Assigned task :: Go through each line of the records below and count those with the word "number". Give only the count.

Dataset ::
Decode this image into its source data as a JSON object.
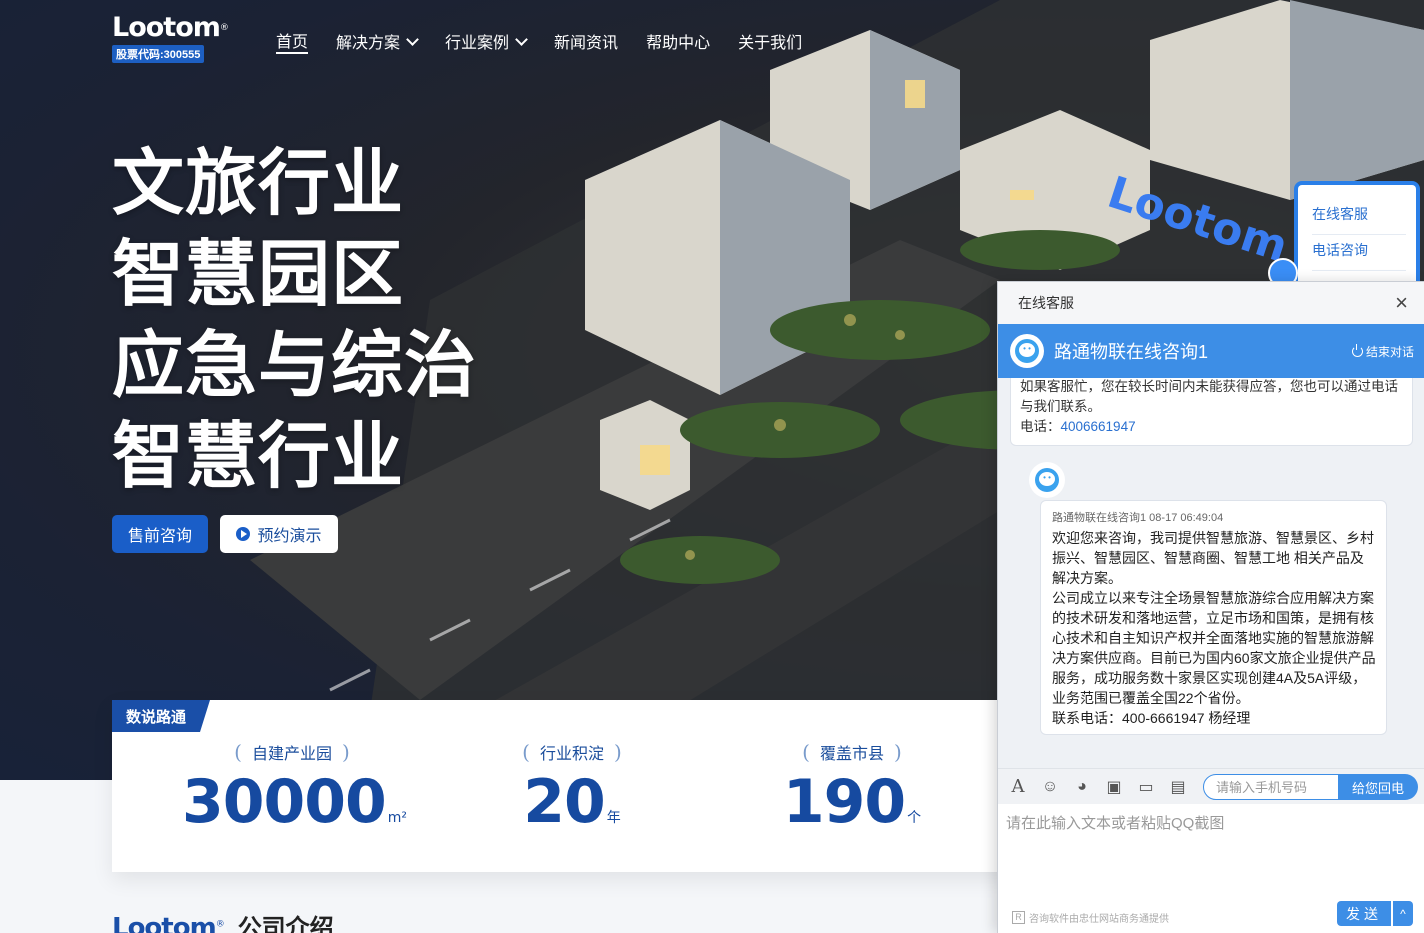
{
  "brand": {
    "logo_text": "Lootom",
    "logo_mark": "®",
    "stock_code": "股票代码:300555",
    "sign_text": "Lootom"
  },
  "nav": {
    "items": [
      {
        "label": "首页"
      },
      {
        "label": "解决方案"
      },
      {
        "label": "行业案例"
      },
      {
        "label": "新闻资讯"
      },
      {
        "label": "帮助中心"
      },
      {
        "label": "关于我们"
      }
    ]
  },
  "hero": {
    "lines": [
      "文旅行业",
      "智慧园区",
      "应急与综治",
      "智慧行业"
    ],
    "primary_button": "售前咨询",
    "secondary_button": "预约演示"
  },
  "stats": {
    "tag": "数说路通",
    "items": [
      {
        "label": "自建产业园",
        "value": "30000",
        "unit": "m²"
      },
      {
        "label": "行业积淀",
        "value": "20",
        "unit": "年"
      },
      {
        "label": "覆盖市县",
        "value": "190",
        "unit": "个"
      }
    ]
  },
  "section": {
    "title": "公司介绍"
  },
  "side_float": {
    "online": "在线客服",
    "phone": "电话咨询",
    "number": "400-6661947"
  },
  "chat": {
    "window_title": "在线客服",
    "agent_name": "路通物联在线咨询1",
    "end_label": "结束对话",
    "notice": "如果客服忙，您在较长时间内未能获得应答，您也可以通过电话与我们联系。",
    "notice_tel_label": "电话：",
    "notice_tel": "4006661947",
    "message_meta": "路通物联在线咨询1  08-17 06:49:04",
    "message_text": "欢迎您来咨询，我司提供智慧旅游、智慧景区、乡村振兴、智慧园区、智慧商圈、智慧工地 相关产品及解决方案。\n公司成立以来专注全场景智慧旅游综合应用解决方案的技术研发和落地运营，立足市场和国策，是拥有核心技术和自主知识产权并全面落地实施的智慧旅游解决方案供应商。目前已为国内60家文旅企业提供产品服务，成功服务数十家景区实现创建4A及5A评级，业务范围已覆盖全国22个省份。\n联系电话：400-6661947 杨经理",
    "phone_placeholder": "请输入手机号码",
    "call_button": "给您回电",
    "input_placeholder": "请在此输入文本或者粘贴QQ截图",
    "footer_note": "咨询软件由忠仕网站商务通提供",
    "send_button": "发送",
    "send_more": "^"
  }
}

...

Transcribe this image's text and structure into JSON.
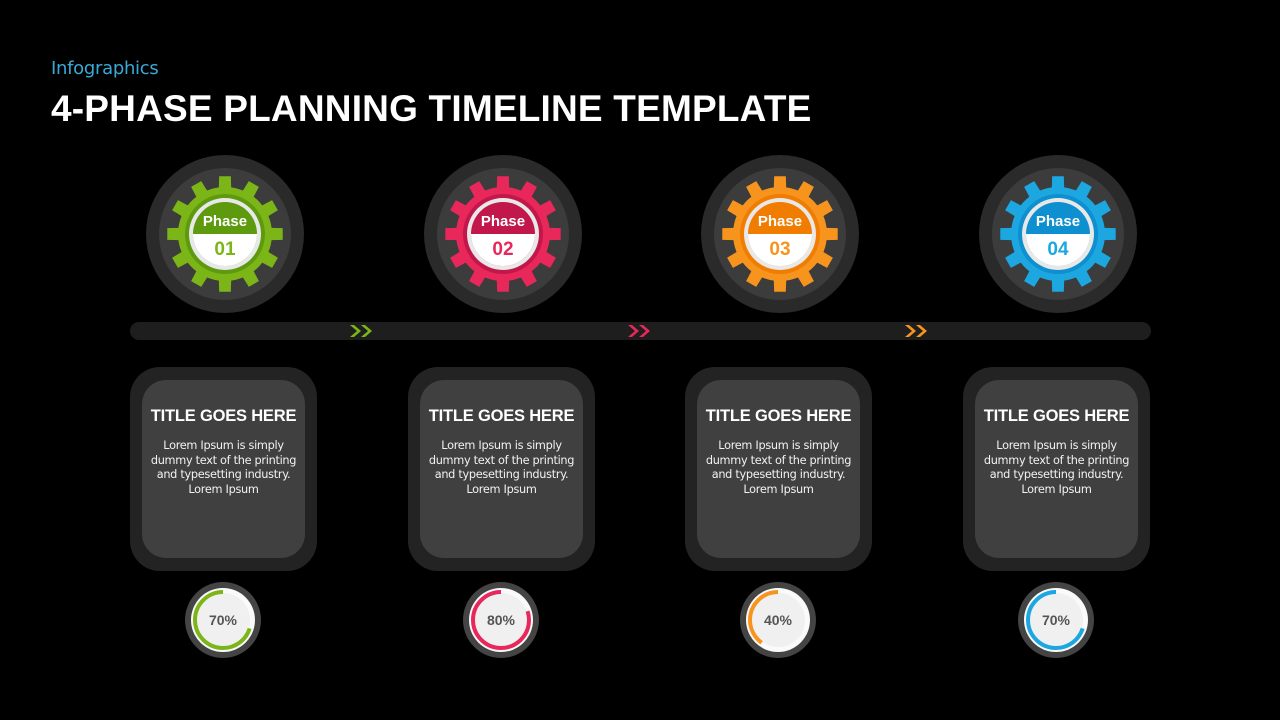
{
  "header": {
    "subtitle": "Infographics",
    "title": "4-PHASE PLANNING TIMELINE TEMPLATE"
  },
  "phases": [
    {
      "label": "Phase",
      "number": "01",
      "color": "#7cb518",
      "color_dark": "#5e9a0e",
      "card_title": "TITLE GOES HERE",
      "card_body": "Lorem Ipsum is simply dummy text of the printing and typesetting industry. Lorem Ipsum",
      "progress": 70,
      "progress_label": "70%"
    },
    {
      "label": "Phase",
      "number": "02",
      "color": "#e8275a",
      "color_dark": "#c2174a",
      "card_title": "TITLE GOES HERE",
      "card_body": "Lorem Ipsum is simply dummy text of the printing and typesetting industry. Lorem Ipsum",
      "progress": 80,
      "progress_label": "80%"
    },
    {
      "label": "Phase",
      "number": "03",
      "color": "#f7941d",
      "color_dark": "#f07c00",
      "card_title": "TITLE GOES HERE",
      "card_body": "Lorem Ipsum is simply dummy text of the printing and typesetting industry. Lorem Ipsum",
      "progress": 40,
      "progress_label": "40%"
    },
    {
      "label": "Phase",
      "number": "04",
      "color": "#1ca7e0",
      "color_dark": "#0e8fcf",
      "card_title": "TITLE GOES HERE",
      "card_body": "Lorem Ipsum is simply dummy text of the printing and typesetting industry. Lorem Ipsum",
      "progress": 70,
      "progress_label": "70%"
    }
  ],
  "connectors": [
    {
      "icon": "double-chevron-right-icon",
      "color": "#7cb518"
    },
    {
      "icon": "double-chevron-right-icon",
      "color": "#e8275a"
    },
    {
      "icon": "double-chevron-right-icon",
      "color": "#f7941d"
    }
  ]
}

Worked solution :: 5